Fat transfer procedures, where the fat from one part of the body is removed, and then inserted into another part of the body, has been in the news a little slowly. This is not a new procedure, but it has gained popularity since intriguing new uses are explored. What is fat transfer? How is it done? Who could benefit from this procedure? What are the risks involved?
What is fat transfer?
Literally, "fat transfer" refers to a procedure where the fat from one part of the body is removed, treated, and then reinserted into another part of the body. Patients interested in the procedure of transferring fat usually have a body part that they feel would benefit from a more complete or smoother appearance. The use of existing grease from areas that could use a little less fullness is a great alternative to using synthetic fillers.

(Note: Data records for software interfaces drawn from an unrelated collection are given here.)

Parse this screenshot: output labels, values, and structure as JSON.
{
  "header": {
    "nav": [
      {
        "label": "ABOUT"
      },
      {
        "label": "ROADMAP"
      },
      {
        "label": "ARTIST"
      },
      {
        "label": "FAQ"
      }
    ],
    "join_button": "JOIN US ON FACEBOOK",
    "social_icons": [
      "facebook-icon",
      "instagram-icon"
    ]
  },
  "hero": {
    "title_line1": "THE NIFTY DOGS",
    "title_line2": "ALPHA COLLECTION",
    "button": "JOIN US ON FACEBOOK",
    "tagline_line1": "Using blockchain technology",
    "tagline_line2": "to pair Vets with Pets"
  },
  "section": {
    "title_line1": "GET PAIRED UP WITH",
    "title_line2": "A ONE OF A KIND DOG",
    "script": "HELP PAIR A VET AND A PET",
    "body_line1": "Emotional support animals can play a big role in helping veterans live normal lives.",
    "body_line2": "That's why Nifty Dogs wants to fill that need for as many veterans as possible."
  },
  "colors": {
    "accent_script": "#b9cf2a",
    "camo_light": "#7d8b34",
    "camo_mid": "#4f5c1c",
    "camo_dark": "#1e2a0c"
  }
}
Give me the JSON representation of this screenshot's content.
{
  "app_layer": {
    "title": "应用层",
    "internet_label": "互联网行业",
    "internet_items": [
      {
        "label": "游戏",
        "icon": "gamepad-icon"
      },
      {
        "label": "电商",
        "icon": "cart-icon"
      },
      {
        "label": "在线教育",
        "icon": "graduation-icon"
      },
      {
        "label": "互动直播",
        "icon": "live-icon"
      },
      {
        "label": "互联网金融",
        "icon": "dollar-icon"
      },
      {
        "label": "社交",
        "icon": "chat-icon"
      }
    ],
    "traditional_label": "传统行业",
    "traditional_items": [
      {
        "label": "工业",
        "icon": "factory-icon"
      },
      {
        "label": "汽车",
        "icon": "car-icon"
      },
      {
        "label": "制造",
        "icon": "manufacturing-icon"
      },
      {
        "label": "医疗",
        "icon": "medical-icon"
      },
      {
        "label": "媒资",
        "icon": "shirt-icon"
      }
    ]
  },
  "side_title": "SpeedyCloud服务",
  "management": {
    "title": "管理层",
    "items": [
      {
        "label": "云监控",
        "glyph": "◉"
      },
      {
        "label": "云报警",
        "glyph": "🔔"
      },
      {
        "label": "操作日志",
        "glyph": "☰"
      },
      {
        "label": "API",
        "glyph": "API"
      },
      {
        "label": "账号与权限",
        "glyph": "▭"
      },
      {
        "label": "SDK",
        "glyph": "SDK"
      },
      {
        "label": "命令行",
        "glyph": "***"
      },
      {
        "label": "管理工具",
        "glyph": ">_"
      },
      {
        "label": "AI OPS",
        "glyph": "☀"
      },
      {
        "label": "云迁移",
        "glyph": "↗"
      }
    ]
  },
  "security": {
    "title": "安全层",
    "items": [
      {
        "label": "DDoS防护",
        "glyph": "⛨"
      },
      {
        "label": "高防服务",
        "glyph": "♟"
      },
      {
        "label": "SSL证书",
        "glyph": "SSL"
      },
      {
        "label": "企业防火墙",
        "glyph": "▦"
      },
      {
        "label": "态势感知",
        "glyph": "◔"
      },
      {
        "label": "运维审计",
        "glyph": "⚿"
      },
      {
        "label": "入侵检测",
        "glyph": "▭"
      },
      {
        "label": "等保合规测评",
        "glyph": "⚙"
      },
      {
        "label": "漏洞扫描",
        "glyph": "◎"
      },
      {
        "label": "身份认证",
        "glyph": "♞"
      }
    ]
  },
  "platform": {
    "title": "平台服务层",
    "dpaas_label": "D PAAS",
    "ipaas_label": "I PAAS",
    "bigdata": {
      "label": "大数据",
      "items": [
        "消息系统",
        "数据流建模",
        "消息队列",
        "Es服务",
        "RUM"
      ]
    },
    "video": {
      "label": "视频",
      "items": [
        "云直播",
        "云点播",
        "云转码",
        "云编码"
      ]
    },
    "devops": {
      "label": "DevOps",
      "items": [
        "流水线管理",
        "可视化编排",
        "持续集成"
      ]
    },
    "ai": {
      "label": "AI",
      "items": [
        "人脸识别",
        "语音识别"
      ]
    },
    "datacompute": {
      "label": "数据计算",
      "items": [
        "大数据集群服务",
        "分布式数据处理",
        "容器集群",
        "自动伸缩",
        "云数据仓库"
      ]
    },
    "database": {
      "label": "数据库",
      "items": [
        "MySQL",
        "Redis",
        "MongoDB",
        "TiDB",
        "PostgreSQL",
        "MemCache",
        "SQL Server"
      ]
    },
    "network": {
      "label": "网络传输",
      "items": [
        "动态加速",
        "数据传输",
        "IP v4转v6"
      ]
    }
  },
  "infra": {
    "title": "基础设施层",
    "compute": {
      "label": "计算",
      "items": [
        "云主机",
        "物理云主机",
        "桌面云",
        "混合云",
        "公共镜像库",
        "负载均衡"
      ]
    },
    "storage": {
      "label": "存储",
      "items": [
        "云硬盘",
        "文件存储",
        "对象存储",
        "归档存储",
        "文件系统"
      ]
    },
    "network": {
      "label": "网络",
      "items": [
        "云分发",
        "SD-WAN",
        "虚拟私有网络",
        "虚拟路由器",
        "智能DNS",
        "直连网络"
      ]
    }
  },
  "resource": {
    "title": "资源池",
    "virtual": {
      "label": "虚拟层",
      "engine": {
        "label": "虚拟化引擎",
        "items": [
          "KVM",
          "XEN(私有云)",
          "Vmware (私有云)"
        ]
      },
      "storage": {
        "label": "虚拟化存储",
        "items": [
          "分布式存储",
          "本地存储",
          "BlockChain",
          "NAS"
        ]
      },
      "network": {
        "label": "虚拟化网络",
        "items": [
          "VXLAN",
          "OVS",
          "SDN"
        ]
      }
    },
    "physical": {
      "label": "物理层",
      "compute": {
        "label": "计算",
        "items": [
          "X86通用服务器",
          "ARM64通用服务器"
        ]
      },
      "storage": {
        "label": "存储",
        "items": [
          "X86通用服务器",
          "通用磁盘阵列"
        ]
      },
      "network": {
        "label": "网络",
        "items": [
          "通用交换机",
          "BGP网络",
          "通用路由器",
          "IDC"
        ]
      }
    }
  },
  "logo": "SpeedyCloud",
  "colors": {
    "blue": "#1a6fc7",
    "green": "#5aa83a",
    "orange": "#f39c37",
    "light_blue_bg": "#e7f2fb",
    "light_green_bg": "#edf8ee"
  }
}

Fat transfers have been made for decades, with references to the surgical reuse of fats dating back to the late 1800s in Germany. In recent times, fat transfers have gained popularity among cosmetic surgeons as a safe and effective way to re-contour body parts using the patient's own fat tissue.
How is it done?
With advances in liposuction technology in recent decades, the procedure is usually initiated using a liposuction cannula to extract the necessary fat from the body. Grease from typical problem areas such as thighs, stomach or buttocks is ideal for the procedure. Once the fat is removed, the surgeon can filter to remove toxins or excess fluid. Then, once properly prepared, the fat is injected into the body at the site where increased fullness is desired.
Because some of the fat will be absorbed by the body, it is necessary for the surgeon to inject more than the desired amount. Because the rate of absorption varies depending on the individual, more than one procedure may be necessary to achieve the desired results.
Who could benefit from this procedure?
There are many uses for fat transfer, depending on the specific needs of the patient. For example, it has often been used for breast augmentation or lips in patients. Men can use the process to increase the generation of their penis. Removing wrinkles or forehead wrinkles is another common use, as is increasing the shape of the buttocks. Fat transfer is a key element of high definition liposuction, where healthy, fit, active patients can reshape their bodies to highlight muscle tone and definition.
What are the risks involved?
As with any procedure of this type, there are risks, but in the case of fat transfer, the risks are usually minimal and the side effects easily controlled and cured quickly. For example, there is a risk of infection or bleeding, and sometimes a collection of fluid called seroma will occur near the incision.
Unlike non-human implants (eg, bo-tox), this procedure does not pose a risk of allergic reaction in patients since the fat used is taken from the patient. There is no danger of rejection by the body.